Every entry below should be returned exactly as it appears, with pictures left out.
★ ★ ★
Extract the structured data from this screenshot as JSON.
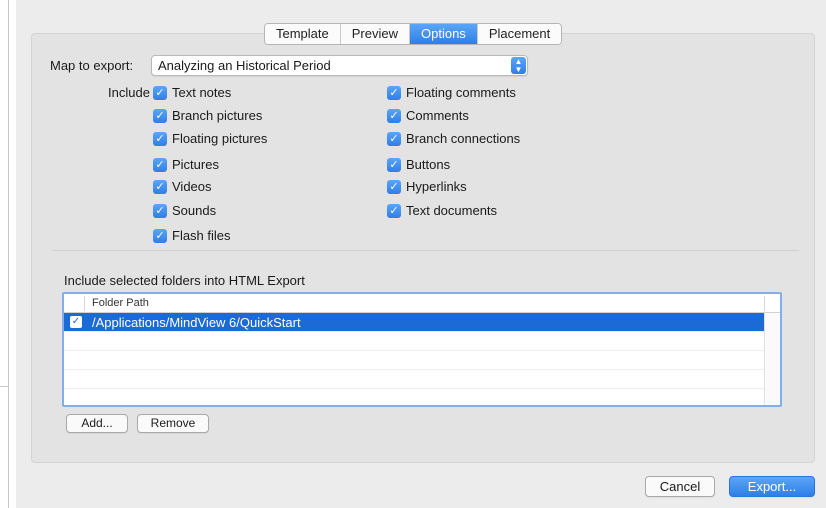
{
  "tabs": [
    {
      "label": "Template",
      "active": false
    },
    {
      "label": "Preview",
      "active": false
    },
    {
      "label": "Options",
      "active": true
    },
    {
      "label": "Placement",
      "active": false
    }
  ],
  "map_to_export": {
    "label": "Map to export:",
    "selected": "Analyzing an Historical Period"
  },
  "include": {
    "label": "Include",
    "left_column": [
      {
        "label": "Text notes",
        "checked": true
      },
      {
        "label": "Branch pictures",
        "checked": true
      },
      {
        "label": "Floating pictures",
        "checked": true
      },
      {
        "label": "Pictures",
        "checked": true
      },
      {
        "label": "Videos",
        "checked": true
      },
      {
        "label": "Sounds",
        "checked": true
      },
      {
        "label": "Flash files",
        "checked": true
      }
    ],
    "right_column": [
      {
        "label": "Floating comments",
        "checked": true
      },
      {
        "label": "Comments",
        "checked": true
      },
      {
        "label": "Branch connections",
        "checked": true
      },
      {
        "label": "Buttons",
        "checked": true
      },
      {
        "label": "Hyperlinks",
        "checked": true
      },
      {
        "label": "Text documents",
        "checked": true
      }
    ]
  },
  "folders": {
    "label": "Include selected folders into HTML Export",
    "column_header": "Folder Path",
    "rows": [
      {
        "path": "/Applications/MindView 6/QuickStart",
        "checked": true,
        "selected": true
      }
    ]
  },
  "buttons": {
    "add": "Add...",
    "remove": "Remove",
    "cancel": "Cancel",
    "export": "Export..."
  },
  "colors": {
    "accent": "#2f7ee8",
    "selection": "#1c6ad6"
  }
}
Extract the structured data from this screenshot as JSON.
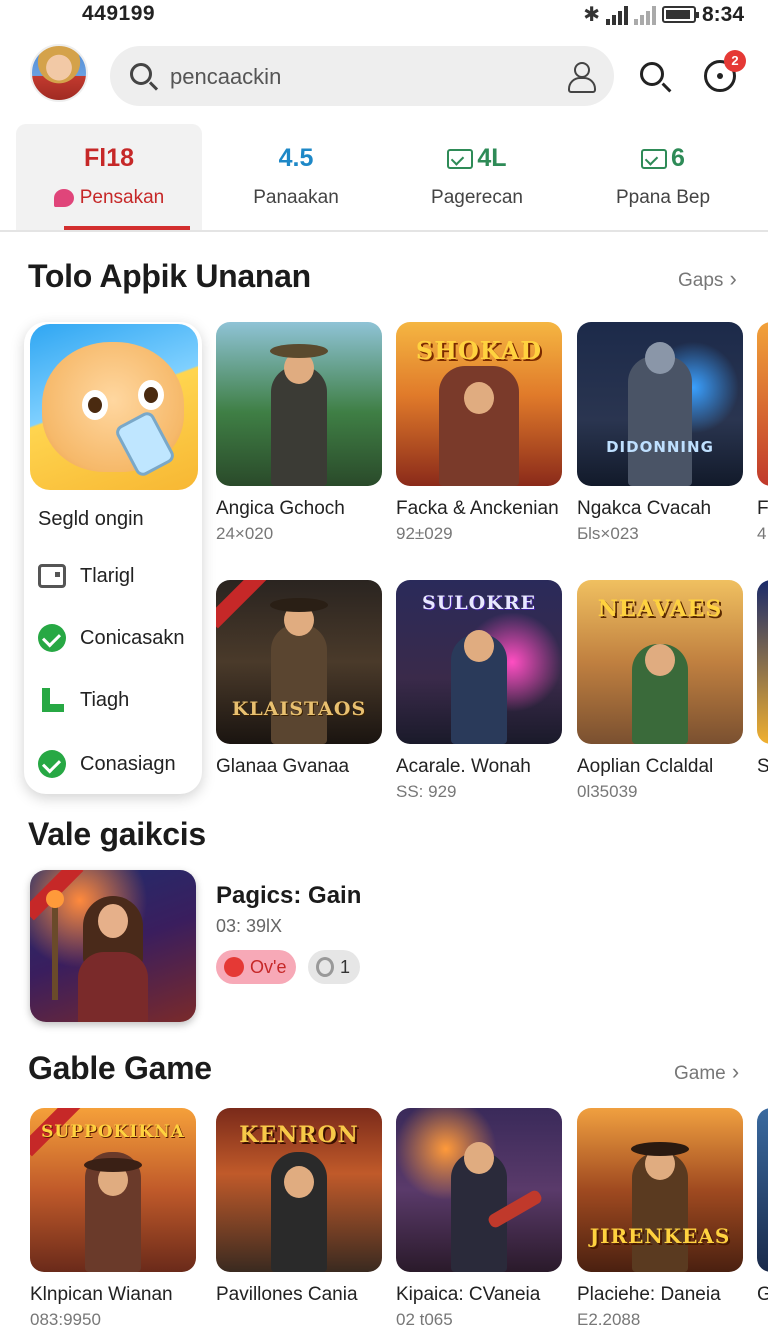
{
  "status_bar": {
    "left_text": "449199",
    "time": "8:34"
  },
  "header": {
    "search_placeholder": "pencaackin",
    "notification_count": "2"
  },
  "stats": [
    {
      "value": "Fl18",
      "label": "Pensakan",
      "value_color": "#c62828",
      "active": true
    },
    {
      "value": "4.5",
      "label": "Panaakan",
      "value_color": "#1e88c7",
      "active": false
    },
    {
      "value": "4L",
      "label": "Pagerecan",
      "value_color": "#2e8b57",
      "active": false
    },
    {
      "value": "6",
      "label": "Ppana Bep",
      "value_color": "#2e8b57",
      "active": false
    }
  ],
  "section1": {
    "title": "Tolo Apþik Unanan",
    "more": "Gaps"
  },
  "menu_card": {
    "title": "Segld ongin",
    "items": [
      {
        "label": "Tlarigl",
        "icon": "box-icon"
      },
      {
        "label": "Conicasakn",
        "icon": "check-icon"
      },
      {
        "label": "Tiagh",
        "icon": "l-icon"
      },
      {
        "label": "Conasiagn",
        "icon": "check-icon"
      }
    ]
  },
  "row1": [
    {
      "name": "Angica Gchoch",
      "meta": "24×020",
      "logo": ""
    },
    {
      "name": "Facka & Anckenian",
      "meta": "92±029",
      "logo": "SHOKAD"
    },
    {
      "name": "Ngakca Cvacah",
      "meta": "Ƃls×023",
      "logo": "DIDONNING"
    },
    {
      "name": "F",
      "meta": "4",
      "logo": ""
    }
  ],
  "row2": [
    {
      "name": "Glanaa Gvanaa",
      "meta": "",
      "logo": "KLAISTAOS"
    },
    {
      "name": "Acarale. Wonah",
      "meta": "SS: 929",
      "logo": "SULOKRE"
    },
    {
      "name": "Aoplian Cclaldal",
      "meta": "0l35039",
      "logo": "NEAVAES"
    },
    {
      "name": "S",
      "meta": "",
      "logo": ""
    }
  ],
  "section2": {
    "title": "Vale gaikcis"
  },
  "featured": {
    "title": "Pagics: Gain",
    "meta": "03: 39lX",
    "chip1": "Ov'e",
    "chip2": "1"
  },
  "section3": {
    "title": "Gable Game",
    "more": "Game"
  },
  "row3": [
    {
      "name": "Klnpican Wianan",
      "meta": "083:9950",
      "logo": "SUPPOKIKNA"
    },
    {
      "name": "Pavillones Cania",
      "meta": "",
      "logo": "KENRON"
    },
    {
      "name": "Kipaica: CVaneia",
      "meta": "02 t065",
      "logo": ""
    },
    {
      "name": "Placiehe: Daneia",
      "meta": "E2.2088",
      "logo": "JIRENKEAS"
    },
    {
      "name": "G",
      "meta": "",
      "logo": ""
    }
  ]
}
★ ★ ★
Answer area:
Extract the structured data from this screenshot as JSON.
{
  "tabs": [
    {
      "label": "Template",
      "active": false
    },
    {
      "label": "Preview",
      "active": false
    },
    {
      "label": "Options",
      "active": true
    },
    {
      "label": "Placement",
      "active": false
    }
  ],
  "map_to_export": {
    "label": "Map to export:",
    "selected": "Analyzing an Historical Period"
  },
  "include": {
    "label": "Include",
    "left_column": [
      {
        "label": "Text notes",
        "checked": true
      },
      {
        "label": "Branch pictures",
        "checked": true
      },
      {
        "label": "Floating pictures",
        "checked": true
      },
      {
        "label": "Pictures",
        "checked": true
      },
      {
        "label": "Videos",
        "checked": true
      },
      {
        "label": "Sounds",
        "checked": true
      },
      {
        "label": "Flash files",
        "checked": true
      }
    ],
    "right_column": [
      {
        "label": "Floating comments",
        "checked": true
      },
      {
        "label": "Comments",
        "checked": true
      },
      {
        "label": "Branch connections",
        "checked": true
      },
      {
        "label": "Buttons",
        "checked": true
      },
      {
        "label": "Hyperlinks",
        "checked": true
      },
      {
        "label": "Text documents",
        "checked": true
      }
    ]
  },
  "folders": {
    "label": "Include selected folders into HTML Export",
    "column_header": "Folder Path",
    "rows": [
      {
        "path": "/Applications/MindView 6/QuickStart",
        "checked": true,
        "selected": true
      }
    ]
  },
  "buttons": {
    "add": "Add...",
    "remove": "Remove",
    "cancel": "Cancel",
    "export": "Export..."
  },
  "colors": {
    "accent": "#2f7ee8",
    "selection": "#1c6ad6"
  }
}
Extract the structured data from this screenshot as JSON.
{
  "status_bar": {
    "left_text": "449199",
    "time": "8:34"
  },
  "header": {
    "search_placeholder": "pencaackin",
    "notification_count": "2"
  },
  "stats": [
    {
      "value": "Fl18",
      "label": "Pensakan",
      "value_color": "#c62828",
      "active": true
    },
    {
      "value": "4.5",
      "label": "Panaakan",
      "value_color": "#1e88c7",
      "active": false
    },
    {
      "value": "4L",
      "label": "Pagerecan",
      "value_color": "#2e8b57",
      "active": false
    },
    {
      "value": "6",
      "label": "Ppana Bep",
      "value_color": "#2e8b57",
      "active": false
    }
  ],
  "section1": {
    "title": "Tolo Apþik Unanan",
    "more": "Gaps"
  },
  "menu_card": {
    "title": "Segld ongin",
    "items": [
      {
        "label": "Tlarigl",
        "icon": "box-icon"
      },
      {
        "label": "Conicasakn",
        "icon": "check-icon"
      },
      {
        "label": "Tiagh",
        "icon": "l-icon"
      },
      {
        "label": "Conasiagn",
        "icon": "check-icon"
      }
    ]
  },
  "row1": [
    {
      "name": "Angica Gchoch",
      "meta": "24×020",
      "logo": ""
    },
    {
      "name": "Facka & Anckenian",
      "meta": "92±029",
      "logo": "SHOKAD"
    },
    {
      "name": "Ngakca Cvacah",
      "meta": "Ƃls×023",
      "logo": "DIDONNING"
    },
    {
      "name": "F",
      "meta": "4",
      "logo": ""
    }
  ],
  "row2": [
    {
      "name": "Glanaa Gvanaa",
      "meta": "",
      "logo": "KLAISTAOS"
    },
    {
      "name": "Acarale. Wonah",
      "meta": "SS: 929",
      "logo": "SULOKRE"
    },
    {
      "name": "Aoplian Cclaldal",
      "meta": "0l35039",
      "logo": "NEAVAES"
    },
    {
      "name": "S",
      "meta": "",
      "logo": ""
    }
  ],
  "section2": {
    "title": "Vale gaikcis"
  },
  "featured": {
    "title": "Pagics: Gain",
    "meta": "03: 39lX",
    "chip1": "Ov'e",
    "chip2": "1"
  },
  "section3": {
    "title": "Gable Game",
    "more": "Game"
  },
  "row3": [
    {
      "name": "Klnpican Wianan",
      "meta": "083:9950",
      "logo": "SUPPOKIKNA"
    },
    {
      "name": "Pavillones Cania",
      "meta": "",
      "logo": "KENRON"
    },
    {
      "name": "Kipaica: CVaneia",
      "meta": "02 t065",
      "logo": ""
    },
    {
      "name": "Placiehe: Daneia",
      "meta": "E2.2088",
      "logo": "JIRENKEAS"
    },
    {
      "name": "G",
      "meta": "",
      "logo": ""
    }
  ]
}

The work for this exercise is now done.